This was a hard pill to swallow for some people in my life who thrived on constant, almost daily texts and communication. It was understandable, then, when we grew distant. After all, I would barely message them. For all they knew, I was the one unwilling to stay friends.


But it wasn’t that at all; I just had – have – difficulty with small talk. 


It isn’t only limited to people I’m not very close to – I constantly get berated by my mother for being too quiet and not contributing to the family group chat. We haven’t heard from you in a while, my mother would type when I went days without an update. Please let us know that you’re alive. I don’t talk to my best friend until I have something to tell her – sometimes a story or a question, but most other times things of little consequence. do you know vlogbrothers, I ask her one Tuesday. She knows how I function and I know how she does; it takes her three days to respond, and even then she says, never heard of them, why?? 


She’s even taken to cold-calling me at random; she knows that while I’m always down for a chat, I’ll never actually be the one to give her a call. It’s funny – though we were inseparable in high school and saw each other every day for just about five years, we’re closer now than we ever were, even with an hour’s time difference and a seventeen-hour bus ride away.


I don’t remember being this terrible with responding to people when I was younger, so I’m inclined to believe it’s a side effect of being an ex-extrovert.


One perk of being by yourself is that you spend a lot of time thinking about who you are – well, I say perk, though it’s more so that I’ve always enjoyed my own company; I feel as though if anyone else were in my shoes they’d go insane with how solitary my life has really become. But being alone demands reflection. There isn’t anyone else readily available to bounce opinions on. Suddenly, the thoughts and insecurities from the deepest recesses of your mind come to the surface, and there’s nothing else for you to do but confront them.


While I’ve been able to psychoanalyse myself to oblivion on my inability to make good friends in my city, I’m unfortunately still coming up empty with what to actually do about it. As an ex-extrovert, I know the mechanics of it – I was an expert once, after all – but to actually engage in it is easier said than done. But at the same time, I’d like to think that actually having been one before means that there’s a possibility of my becoming extroverted again sometime in the future. Or, at the very least, if I don’t end up quite as personable as I once was, I become far more outgoing than I am right now, which would certainly be a welcome change.

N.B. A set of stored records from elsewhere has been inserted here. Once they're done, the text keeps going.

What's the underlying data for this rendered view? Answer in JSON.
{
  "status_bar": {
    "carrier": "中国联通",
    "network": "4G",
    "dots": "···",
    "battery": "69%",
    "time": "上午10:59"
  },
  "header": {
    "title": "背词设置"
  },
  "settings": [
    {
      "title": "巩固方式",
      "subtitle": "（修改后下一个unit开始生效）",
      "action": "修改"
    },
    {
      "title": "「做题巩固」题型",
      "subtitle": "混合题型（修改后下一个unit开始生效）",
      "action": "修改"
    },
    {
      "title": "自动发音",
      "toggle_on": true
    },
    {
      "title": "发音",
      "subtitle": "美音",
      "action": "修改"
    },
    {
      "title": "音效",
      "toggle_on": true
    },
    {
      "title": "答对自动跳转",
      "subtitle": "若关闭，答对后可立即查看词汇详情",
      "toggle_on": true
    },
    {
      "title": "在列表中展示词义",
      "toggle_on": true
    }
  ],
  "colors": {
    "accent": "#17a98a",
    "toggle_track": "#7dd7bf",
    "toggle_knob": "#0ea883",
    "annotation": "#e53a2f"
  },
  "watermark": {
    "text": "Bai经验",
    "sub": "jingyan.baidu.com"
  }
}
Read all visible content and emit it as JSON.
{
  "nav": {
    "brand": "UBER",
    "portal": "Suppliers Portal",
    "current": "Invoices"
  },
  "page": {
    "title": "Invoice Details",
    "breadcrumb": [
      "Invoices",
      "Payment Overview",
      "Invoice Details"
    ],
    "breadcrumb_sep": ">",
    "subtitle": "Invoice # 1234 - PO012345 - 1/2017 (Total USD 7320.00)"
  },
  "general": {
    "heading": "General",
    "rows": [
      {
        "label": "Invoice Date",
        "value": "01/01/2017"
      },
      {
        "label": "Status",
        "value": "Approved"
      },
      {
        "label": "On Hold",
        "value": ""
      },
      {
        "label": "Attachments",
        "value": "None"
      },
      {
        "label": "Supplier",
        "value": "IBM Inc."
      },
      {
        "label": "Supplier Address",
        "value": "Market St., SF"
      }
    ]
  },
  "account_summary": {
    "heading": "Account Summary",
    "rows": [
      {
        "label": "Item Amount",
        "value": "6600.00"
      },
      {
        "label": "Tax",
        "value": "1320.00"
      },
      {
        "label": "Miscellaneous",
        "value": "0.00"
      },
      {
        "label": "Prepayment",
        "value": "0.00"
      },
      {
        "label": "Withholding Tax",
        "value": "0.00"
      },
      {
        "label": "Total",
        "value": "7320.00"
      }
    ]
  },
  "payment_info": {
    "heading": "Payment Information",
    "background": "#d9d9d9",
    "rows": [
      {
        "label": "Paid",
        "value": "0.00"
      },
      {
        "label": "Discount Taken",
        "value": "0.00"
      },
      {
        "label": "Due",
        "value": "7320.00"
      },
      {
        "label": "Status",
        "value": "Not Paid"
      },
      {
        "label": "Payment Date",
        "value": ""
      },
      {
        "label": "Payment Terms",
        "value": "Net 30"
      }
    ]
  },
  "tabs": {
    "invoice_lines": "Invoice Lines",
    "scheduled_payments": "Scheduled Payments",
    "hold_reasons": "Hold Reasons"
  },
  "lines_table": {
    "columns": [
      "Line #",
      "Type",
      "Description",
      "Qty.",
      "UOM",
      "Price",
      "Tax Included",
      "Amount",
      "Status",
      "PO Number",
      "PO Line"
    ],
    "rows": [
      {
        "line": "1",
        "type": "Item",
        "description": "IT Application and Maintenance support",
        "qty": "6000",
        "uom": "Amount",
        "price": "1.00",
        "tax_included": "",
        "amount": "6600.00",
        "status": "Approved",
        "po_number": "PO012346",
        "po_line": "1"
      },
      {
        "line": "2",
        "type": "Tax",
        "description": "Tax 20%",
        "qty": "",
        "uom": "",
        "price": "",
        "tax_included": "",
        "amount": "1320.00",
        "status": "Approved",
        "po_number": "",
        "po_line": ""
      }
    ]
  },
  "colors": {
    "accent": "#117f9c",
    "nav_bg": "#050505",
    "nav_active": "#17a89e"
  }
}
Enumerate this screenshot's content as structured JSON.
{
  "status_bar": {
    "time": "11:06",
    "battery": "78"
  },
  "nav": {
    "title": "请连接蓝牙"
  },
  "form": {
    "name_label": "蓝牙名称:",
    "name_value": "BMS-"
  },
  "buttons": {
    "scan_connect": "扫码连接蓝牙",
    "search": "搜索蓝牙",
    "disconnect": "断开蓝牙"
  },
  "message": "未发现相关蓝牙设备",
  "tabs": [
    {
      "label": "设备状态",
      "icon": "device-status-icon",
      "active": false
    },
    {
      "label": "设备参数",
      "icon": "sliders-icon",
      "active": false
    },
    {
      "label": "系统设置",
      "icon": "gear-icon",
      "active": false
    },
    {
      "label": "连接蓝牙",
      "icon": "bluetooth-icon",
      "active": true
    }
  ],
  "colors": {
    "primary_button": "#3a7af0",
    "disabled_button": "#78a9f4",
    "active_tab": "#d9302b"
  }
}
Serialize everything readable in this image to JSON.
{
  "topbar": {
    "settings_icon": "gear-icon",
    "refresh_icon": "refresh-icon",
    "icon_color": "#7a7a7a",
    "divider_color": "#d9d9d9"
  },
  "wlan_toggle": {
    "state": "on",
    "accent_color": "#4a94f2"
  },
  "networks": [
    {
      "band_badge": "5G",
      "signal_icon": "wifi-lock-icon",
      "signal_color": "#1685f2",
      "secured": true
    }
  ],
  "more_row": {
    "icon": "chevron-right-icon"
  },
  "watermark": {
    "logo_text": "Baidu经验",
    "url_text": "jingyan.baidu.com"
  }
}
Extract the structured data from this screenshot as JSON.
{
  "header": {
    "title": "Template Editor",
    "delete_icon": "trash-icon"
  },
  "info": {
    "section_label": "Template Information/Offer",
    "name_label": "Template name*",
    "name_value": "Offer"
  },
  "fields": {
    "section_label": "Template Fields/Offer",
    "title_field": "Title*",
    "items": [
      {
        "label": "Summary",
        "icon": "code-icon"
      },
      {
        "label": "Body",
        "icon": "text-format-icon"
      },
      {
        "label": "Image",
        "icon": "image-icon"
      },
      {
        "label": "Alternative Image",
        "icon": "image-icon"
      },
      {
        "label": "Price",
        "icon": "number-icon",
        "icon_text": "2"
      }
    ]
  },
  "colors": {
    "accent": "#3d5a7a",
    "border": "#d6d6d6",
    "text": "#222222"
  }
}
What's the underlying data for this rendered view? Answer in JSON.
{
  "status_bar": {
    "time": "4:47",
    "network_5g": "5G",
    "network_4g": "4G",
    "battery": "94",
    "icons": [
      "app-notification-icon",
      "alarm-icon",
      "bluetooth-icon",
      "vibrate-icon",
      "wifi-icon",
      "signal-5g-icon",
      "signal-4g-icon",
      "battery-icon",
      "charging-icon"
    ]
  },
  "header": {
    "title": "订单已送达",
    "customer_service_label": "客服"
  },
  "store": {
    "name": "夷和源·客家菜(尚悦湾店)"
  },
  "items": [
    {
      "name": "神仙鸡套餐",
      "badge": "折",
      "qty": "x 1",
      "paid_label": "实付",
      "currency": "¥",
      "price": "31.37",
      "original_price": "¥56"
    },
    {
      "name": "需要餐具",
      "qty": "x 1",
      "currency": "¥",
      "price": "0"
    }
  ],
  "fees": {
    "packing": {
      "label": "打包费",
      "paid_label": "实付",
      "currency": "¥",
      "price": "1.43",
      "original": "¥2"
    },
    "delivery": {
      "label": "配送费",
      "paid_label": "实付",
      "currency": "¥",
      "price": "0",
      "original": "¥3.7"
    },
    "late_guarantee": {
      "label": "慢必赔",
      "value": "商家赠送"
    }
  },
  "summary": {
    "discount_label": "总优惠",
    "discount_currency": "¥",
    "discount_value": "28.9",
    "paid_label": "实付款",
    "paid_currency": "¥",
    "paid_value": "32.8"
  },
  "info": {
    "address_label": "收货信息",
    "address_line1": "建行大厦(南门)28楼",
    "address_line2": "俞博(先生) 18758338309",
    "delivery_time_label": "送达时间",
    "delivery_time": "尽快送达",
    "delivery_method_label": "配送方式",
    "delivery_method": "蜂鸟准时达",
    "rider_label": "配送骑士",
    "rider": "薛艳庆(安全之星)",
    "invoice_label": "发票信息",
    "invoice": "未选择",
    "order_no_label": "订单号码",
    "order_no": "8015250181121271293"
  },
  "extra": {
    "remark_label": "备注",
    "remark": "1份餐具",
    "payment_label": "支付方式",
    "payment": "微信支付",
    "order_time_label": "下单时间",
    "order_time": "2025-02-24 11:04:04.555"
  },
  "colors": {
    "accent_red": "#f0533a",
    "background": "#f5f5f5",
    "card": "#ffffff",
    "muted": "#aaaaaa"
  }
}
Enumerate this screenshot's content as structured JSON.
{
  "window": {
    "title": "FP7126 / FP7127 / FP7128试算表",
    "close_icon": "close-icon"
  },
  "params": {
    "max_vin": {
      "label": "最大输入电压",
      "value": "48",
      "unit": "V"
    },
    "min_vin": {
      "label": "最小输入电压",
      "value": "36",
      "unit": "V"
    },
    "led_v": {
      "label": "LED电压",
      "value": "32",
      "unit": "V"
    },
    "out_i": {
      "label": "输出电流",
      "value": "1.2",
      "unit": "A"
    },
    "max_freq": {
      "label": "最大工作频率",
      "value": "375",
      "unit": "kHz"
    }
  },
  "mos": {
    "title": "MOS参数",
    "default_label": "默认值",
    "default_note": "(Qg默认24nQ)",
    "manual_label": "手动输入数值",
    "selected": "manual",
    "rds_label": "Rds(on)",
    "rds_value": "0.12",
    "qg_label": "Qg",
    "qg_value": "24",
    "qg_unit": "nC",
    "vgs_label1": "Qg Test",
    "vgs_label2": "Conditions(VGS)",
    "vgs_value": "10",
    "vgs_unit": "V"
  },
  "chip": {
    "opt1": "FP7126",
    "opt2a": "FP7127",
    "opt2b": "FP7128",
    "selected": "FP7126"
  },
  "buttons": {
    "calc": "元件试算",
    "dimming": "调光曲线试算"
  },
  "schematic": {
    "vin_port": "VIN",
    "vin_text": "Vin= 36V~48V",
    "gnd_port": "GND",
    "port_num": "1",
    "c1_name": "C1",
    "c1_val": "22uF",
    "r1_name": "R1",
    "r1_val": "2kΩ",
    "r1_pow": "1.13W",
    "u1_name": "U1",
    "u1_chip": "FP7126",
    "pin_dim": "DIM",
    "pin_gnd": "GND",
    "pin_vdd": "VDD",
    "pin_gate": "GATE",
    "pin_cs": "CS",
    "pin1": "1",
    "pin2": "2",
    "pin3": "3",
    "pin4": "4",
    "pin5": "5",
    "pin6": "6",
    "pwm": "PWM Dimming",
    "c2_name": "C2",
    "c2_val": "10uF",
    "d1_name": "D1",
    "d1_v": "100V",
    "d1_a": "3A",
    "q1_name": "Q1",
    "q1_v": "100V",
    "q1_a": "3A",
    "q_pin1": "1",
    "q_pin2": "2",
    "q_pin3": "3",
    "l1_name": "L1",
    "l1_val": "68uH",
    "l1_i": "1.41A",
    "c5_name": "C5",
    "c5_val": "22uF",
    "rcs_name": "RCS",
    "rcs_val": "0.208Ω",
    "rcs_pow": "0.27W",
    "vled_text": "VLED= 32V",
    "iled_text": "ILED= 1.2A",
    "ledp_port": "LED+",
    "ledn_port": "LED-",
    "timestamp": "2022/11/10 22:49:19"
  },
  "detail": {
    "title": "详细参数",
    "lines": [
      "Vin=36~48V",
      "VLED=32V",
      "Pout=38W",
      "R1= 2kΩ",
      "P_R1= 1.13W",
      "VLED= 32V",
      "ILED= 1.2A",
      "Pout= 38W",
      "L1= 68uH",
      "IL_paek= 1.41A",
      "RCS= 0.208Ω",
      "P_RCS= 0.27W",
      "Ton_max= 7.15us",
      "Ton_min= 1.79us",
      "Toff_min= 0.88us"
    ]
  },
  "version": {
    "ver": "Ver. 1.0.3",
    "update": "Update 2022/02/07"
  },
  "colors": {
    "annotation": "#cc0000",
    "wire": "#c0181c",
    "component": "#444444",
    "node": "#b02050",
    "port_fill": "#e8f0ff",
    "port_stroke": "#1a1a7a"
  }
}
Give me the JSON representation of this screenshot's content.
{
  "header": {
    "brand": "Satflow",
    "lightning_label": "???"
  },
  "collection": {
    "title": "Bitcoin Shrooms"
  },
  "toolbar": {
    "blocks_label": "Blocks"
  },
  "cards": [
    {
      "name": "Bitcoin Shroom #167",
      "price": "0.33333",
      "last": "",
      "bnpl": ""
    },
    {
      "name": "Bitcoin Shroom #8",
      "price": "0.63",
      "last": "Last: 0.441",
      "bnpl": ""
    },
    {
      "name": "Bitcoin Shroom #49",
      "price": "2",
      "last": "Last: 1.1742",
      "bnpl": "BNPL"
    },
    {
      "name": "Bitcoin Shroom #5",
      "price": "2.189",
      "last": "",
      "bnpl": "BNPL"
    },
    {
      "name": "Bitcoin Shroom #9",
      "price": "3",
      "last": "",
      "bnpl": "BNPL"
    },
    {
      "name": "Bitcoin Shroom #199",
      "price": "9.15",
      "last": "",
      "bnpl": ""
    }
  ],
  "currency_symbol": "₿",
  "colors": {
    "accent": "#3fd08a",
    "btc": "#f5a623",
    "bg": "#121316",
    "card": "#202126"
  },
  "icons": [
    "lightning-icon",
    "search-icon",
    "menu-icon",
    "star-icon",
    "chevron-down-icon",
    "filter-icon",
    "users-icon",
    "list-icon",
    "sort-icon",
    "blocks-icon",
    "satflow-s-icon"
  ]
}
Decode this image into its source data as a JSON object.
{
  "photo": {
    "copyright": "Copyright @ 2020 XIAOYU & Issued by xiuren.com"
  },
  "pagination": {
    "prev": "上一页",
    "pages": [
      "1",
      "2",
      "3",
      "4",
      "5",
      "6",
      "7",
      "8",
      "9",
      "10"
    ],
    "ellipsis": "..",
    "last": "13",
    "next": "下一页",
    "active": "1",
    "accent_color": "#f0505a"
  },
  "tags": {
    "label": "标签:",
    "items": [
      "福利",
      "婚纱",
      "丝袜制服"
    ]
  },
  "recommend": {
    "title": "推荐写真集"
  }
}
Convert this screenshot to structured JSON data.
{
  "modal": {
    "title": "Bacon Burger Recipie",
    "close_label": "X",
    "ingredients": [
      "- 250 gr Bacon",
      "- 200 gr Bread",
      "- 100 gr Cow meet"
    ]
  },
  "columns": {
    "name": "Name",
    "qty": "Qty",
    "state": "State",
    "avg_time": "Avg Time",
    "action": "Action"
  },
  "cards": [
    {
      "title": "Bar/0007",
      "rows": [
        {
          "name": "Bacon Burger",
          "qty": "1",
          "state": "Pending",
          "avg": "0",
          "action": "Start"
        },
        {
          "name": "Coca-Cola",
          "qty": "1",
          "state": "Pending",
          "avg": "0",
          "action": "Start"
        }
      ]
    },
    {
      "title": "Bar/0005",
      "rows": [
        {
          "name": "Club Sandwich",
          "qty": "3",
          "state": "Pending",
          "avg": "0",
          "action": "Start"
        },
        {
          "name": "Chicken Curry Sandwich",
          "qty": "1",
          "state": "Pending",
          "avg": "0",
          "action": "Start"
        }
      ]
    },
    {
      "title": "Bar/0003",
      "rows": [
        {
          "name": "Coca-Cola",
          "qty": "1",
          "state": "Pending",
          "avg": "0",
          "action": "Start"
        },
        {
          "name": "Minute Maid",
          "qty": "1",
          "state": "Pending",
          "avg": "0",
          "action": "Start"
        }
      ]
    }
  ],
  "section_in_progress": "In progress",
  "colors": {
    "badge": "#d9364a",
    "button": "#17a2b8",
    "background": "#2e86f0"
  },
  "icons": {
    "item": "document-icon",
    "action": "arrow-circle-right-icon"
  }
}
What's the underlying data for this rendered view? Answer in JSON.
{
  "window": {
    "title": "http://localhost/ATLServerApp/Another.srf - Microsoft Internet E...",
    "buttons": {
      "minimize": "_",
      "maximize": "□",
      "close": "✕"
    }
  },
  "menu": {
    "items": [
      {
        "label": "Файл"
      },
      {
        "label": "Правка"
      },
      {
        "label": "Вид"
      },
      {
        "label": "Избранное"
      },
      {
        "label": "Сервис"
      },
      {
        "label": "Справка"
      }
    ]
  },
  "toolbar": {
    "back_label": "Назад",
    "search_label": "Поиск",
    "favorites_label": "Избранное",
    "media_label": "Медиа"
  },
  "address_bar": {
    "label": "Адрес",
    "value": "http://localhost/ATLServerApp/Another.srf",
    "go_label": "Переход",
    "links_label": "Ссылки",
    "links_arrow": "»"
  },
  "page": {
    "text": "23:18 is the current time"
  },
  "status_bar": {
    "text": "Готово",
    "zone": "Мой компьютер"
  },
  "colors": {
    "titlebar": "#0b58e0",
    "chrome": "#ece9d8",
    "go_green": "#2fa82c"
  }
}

I’d like to get some semblance of my old life if I could, but I’d be just as happy with flashes of it in my current one.